This is especially true when someone predicts catastrophes and they often are accused of dabbling in the dark arts. Lamentations 3:37-38 from the Easy to read Bible seems to validate the sentiments of Charles VIII regarding Joan being a messenger from God. "No one can say something and make it happen, unless the Lord orders it. God Most High commands both good and bad things to happen."
Not much is said about how all of this affected Joans parents. Its not known if they supported her visions and her mission or perhaps were embarrassed by her actions. Were they ashamed that their daughter cut off her hair, dressed as a man and went off with the all male army? Did they think her ray for insisting she was hearing the voice of God? What is known is that on November 7th 1455, at the Notre Dame Cathedral, Joan's mother Isabelle, made a passionate appeal on her daughters behalf . Here is what she is quoted as saying.
"Joan's family were present, and Isabelle made an impassioned speech which began: "I had a daughter born in lawful wedlock, whom I had furnished worthily with the sacraments of baptism and confirmation and had reared in the fear of God and respect for the tradition of the Church... yet although she never did think, conceive, or do anything whatever which set her out of the path of the faith... certain enemies ... had her arraigned in religious trial... in a trial perfidious, violent, iniquitous, and without shadow of right... did they condemn her in a fashion damnable and criminal, and put her to death very cruelly by fire... for the damnation of their souls and in notorious, infamous, and irreparable damage done to me, Isabelle, and mine".

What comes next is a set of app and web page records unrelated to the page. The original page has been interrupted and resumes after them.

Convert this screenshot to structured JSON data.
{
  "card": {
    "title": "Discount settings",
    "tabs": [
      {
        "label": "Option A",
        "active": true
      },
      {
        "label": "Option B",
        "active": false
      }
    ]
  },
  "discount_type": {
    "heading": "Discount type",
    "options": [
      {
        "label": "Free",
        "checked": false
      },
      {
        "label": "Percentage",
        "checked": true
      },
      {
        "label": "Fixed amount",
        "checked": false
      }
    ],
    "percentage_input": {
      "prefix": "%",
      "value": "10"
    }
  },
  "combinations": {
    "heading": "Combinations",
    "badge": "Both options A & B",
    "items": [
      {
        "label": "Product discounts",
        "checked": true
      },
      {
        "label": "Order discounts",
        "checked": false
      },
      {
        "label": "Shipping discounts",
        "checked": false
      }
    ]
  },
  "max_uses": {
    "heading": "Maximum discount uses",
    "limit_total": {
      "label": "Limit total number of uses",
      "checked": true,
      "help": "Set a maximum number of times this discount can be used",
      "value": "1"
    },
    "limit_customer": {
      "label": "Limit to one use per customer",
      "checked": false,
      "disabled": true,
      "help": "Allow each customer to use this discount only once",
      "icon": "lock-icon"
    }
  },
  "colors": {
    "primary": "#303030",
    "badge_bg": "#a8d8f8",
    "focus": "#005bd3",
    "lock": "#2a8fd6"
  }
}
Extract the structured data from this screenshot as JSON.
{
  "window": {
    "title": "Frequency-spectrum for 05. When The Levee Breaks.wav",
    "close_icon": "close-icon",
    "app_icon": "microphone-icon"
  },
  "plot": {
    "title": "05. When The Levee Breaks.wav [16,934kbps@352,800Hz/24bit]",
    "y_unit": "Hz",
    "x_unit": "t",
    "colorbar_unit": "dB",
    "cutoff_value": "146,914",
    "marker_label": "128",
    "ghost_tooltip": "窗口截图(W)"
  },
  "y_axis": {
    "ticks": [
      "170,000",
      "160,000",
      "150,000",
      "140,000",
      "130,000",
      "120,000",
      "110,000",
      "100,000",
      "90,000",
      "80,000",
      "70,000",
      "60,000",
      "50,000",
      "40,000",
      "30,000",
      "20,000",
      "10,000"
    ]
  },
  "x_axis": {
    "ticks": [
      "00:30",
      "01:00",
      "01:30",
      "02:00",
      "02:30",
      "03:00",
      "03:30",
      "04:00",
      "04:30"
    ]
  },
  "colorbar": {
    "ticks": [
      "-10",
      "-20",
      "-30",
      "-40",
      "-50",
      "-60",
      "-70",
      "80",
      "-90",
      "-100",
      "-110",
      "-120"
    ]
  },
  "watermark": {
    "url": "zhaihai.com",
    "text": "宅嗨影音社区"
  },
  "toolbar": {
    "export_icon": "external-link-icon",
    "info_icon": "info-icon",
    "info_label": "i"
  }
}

On July 7th 1456 is when the court legally declared the teenager innocent of all charges. This was a little late for her grieving family or to save her life. Legend says that after being burned at the stake, that Joan of Arc's heart remained in tact. Her executioners did not desire anyone to say a miracle had taken place so they cremated her remains twice more and threw them in the Seine river. Such a sad ending to the life of a courageous young woman. Modern day scientists indicate that it may have been more medical science, than the miraculous, but there will always be those who consider every aspect of this teenage martyrs life to have been divinely inspired.